This is a topic about which rubrics are silent and history
may provide little clear-cut guidance!
Many suggest that it is appropriate for those to be baptized
to receive ashes on Ash Wednesday as a sign of metanoia and of a
desire to be united to Christ. Thus, they argue, it is just as appropriate
for any of the "elect" to be chosen to have a foot washed, as
a sign of willingness to allow Christ to be the one who will continue
to cleanse them from sin. On the other hand, there are ritual
moments when it seems particularly appropriate to make a distinction
between the baptized and the "elect." For example, since
those to be baptized will symbolically receive the "light of Christ"
for the first time only after their Baptism (RCIA, #230), some
dioceses have explicitly legislated that that the "elect" do not carry
candles at the beginning of the Easter Vigil.
Should the foot-washing be considered more like receiving
ashes or more like holding a candle at the Easter Vigil?
The inclusion of the "Mandatum" (foot-washing) rite in the
Mass of the Lord's Supper in the Roman rite is relatively recent and
is not universally practiced in the Church in other ritual families.
For example, in the Ambrosian Rite of Milan, Italy, the "mandatum"
is, in fact, prohibited during Mass on Holy Thursday!
The current Holy Thursday rite seems to have originated in
monastic communities (wherein everyone was already baptized)
and then slowly was included in cathedral and parochial settings.
In the 1570 Missal, however, the rite took place after Mass and the
stripping of the altar and was restricted to clergy. The corresponding
Ceremonial of Bishops (of 1600) mentions an alternative
practice, that of bishops washing the feet of paupers. In this
era, however, adult catechumens were virtually non-existent in
most of Europe and so the question of washing the feet of nonbaptized
would not arise. It was not until the interim reforms of
Holy Week in 1956 that the foot-washing rite was officially
permitted during Mass.
What may seem odd is that a fourth-century

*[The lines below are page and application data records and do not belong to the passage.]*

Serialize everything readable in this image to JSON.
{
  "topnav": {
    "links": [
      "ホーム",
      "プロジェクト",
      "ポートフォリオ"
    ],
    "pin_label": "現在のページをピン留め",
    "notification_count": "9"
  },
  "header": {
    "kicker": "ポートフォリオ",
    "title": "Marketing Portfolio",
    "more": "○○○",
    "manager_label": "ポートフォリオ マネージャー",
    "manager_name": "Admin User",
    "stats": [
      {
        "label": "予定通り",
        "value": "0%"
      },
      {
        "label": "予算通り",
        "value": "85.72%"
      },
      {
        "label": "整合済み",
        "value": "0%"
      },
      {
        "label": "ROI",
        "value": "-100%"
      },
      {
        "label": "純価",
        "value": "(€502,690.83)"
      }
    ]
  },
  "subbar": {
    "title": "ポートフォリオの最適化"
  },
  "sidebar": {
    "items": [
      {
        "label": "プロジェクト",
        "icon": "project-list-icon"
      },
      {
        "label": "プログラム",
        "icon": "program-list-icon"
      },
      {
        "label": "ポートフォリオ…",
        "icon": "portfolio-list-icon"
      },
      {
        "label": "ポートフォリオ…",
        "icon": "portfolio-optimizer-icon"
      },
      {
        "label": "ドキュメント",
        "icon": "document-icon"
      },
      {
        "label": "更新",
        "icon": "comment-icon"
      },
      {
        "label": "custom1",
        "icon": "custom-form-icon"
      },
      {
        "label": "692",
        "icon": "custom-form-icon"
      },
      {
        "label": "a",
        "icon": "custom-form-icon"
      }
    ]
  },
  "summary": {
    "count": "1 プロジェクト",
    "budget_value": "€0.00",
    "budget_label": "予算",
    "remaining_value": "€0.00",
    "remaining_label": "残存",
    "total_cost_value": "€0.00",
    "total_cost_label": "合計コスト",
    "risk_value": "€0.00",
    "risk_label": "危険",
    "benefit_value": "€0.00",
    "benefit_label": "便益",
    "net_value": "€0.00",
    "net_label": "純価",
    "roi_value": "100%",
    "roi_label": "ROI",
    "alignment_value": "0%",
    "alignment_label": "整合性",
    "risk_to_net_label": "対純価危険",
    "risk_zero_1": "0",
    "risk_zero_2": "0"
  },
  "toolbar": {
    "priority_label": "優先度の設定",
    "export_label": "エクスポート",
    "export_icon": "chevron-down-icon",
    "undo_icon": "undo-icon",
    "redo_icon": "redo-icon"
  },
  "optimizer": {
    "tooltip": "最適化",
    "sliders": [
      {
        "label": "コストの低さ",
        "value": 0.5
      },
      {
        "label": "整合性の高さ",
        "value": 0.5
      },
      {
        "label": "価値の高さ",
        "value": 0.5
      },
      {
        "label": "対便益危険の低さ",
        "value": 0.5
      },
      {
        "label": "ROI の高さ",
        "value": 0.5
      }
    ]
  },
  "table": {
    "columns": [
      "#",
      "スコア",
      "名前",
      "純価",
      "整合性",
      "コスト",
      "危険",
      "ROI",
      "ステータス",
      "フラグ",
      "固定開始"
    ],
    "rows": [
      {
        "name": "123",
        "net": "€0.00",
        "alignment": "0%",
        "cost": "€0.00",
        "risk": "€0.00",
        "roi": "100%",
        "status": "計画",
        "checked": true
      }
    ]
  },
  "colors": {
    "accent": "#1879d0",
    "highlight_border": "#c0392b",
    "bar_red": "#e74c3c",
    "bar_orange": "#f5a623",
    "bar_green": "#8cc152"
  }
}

reference to a rite of foot-washing occurs, not in the
context of Holy Thursday rites, but rather in the
description of the initiation rites. Saint Ambrose of
Milan mentions that after neophytes were baptized and confirmed,
they had their feet washed. There is speculation that in
some Christian communities highly influenced by the Gospel of
John, post-baptismal foot-washing may have been a regular practice
because of John 13:10. Here, in response to Peter's plea that
Jesus wash his hands and head, Jesus says, "Whoever has bathed
has no need except to have his feet washed, for he is clean all
over." If one interprets the reference to "bathing" as a reference to
Baptism, then this verse could be interpreted as suggesting that
foot-washing is to be done only for those already baptized.
If one sees foot-washing as having a significant baptismal
symbolism (as do the holy water fonts at the entrances to
churches), and if participating in the rite (or taking holy water
with one's fingertips) is seen as a symbolic renewal of Baptism,
then one can legitimately wonder how appropriate it is for someone
not yet baptized to participate in the rite (or make the Sign of
the Cross with holy water).
Too often, our modern, technological culture limits an action
or object to having just one meaning. The tradition of the Church,
however, is that liturgical objects and actions have multiple meanings.
The foot-washing is not only a call to service and humility,
but also a symbol of union with Christ through Baptism (see John
13:8, "Unless I wash you, you will have no inheritance with me").
Taking all these aspects into account, it seems best to me to
recommend that the "elect" not be among those who participate
in the foot-washing on Holy Thursday.